Exhibit Hall B2 (GWCC)
Raymond Jay Detweiler, UCAR, Boulder, CO

Climate change is an increasing concern worldwide. In the Northern Hemisphere, sub-alpine ecosystems serve as a major carbon sink. Recent research has shown that these ecosystems are particularly vulnerable to changes in climate. Even small changes in water availability and temperature despite longer growing season length have been shown to cause significant reductions in the ecosystem's ability to sequester carbon. In this study, sensors measuring photosynthetically active radiation, air temperature, relative humidity, sap flow, soil moisture, and soil temperature were deployed to a high-altitude sub-alpine forest ecosystem on Niwot Ridge near Nederland, Colorado to collect data at a high spatial and temporal density. Using the data obtained from these sensors, preliminary observations were made concerning the effects of cloud cover on CO2 sequestration. Data from three representative days in July were analyzed to observe differences among sunny, cloudy, and partly cloudy days. The carbon uptake appeared to be greatest on the sunny day, less on the partly cloudy day, and even less on the completely overcast day. This is contrary to existing research, which suggests that cloudy and partly cloudy days should increase sequestration because light is distributed more evenly and temperatures keep exchange passages within the leaf open.

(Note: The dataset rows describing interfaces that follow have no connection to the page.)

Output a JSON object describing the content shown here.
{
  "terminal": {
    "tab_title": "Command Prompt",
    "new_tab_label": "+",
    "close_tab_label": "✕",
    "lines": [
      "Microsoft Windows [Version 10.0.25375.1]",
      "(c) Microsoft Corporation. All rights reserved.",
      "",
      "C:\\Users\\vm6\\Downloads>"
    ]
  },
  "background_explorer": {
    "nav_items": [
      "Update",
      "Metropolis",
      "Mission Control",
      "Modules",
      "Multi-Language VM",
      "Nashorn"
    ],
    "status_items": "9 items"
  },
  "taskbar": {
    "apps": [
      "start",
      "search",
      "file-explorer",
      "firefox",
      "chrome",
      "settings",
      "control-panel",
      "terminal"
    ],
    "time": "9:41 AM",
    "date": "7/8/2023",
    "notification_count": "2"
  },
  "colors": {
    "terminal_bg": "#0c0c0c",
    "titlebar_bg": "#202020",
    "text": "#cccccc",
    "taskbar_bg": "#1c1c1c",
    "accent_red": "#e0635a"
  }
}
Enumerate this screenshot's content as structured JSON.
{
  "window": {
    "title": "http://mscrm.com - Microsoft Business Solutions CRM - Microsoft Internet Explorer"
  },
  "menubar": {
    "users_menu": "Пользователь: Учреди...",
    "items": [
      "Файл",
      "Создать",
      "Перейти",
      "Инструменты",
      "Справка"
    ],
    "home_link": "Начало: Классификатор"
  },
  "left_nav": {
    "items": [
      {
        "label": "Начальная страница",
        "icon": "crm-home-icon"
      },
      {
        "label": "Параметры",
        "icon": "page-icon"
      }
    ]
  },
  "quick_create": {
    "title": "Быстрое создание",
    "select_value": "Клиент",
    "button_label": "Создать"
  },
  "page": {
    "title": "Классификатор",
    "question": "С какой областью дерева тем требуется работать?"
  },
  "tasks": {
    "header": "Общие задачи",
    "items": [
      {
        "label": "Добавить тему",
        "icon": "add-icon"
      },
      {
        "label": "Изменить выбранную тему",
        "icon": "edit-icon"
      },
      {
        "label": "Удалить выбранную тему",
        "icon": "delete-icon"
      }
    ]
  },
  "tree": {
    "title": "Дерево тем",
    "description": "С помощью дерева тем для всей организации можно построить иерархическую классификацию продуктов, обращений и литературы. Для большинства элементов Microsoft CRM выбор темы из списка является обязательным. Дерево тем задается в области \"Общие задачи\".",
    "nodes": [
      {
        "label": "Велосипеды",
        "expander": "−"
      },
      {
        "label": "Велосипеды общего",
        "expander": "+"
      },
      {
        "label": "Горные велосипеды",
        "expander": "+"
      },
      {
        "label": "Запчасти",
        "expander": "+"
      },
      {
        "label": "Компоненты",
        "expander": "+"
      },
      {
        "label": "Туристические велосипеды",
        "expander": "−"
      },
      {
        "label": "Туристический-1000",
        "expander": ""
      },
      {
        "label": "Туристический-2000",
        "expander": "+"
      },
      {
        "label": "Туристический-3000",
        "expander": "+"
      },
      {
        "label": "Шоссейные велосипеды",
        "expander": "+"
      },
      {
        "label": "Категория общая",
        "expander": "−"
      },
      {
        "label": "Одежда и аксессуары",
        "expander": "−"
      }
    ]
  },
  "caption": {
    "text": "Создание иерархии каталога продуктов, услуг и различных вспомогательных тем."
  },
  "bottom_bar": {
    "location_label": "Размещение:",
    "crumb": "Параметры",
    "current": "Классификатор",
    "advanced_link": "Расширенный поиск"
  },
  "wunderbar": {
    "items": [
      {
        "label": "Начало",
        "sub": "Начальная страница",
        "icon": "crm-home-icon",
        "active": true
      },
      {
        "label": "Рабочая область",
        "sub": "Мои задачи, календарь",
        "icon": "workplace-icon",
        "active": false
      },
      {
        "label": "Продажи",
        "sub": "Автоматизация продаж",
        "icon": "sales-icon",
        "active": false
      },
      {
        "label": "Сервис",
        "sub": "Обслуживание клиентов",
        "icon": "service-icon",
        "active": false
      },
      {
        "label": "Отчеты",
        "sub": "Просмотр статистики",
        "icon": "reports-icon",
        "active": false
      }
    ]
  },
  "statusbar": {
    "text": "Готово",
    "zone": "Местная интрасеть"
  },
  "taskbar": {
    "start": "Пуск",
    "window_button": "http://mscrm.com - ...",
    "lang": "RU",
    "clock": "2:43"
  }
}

These results may be due to a number of factors, such as the atypical rains that occurred this season and decreased temperatures overall. Reviewing additional data collected this summer and in past years should further improve our understanding of the effects of climate change in sub-alpine forests.